(Element data from apps and pages)

________________________________________

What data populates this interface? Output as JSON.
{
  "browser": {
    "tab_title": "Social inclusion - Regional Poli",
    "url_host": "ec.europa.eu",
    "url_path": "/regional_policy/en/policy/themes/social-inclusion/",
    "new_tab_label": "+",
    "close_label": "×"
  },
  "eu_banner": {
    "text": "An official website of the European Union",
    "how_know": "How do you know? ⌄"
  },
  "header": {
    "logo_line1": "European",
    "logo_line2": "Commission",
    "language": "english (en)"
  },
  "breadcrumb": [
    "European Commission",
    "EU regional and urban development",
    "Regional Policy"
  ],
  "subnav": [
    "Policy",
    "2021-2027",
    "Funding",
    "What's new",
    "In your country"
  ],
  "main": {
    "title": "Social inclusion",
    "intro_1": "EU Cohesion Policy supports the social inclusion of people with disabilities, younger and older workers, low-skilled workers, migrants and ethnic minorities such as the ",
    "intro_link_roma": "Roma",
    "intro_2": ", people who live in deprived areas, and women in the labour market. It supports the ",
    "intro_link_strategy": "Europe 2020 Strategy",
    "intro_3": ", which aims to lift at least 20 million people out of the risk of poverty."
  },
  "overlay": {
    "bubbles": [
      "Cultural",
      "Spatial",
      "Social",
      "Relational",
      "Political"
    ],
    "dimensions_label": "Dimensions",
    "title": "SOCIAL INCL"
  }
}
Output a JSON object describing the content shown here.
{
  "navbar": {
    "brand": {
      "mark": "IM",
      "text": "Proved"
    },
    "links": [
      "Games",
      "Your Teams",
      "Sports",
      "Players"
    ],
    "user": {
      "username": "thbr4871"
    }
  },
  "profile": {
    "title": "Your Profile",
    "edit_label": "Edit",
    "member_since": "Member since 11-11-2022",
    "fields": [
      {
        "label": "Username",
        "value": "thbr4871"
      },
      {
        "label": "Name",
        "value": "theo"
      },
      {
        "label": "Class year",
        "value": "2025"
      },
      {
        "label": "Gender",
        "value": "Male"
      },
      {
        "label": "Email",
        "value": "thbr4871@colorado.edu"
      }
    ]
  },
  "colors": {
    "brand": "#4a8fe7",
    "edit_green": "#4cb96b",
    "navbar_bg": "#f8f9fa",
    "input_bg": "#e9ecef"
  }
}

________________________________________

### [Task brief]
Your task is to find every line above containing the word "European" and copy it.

### [Written response]
    "text": "An official website of the European Union",
    "logo_line1": "European",
    "European Commission",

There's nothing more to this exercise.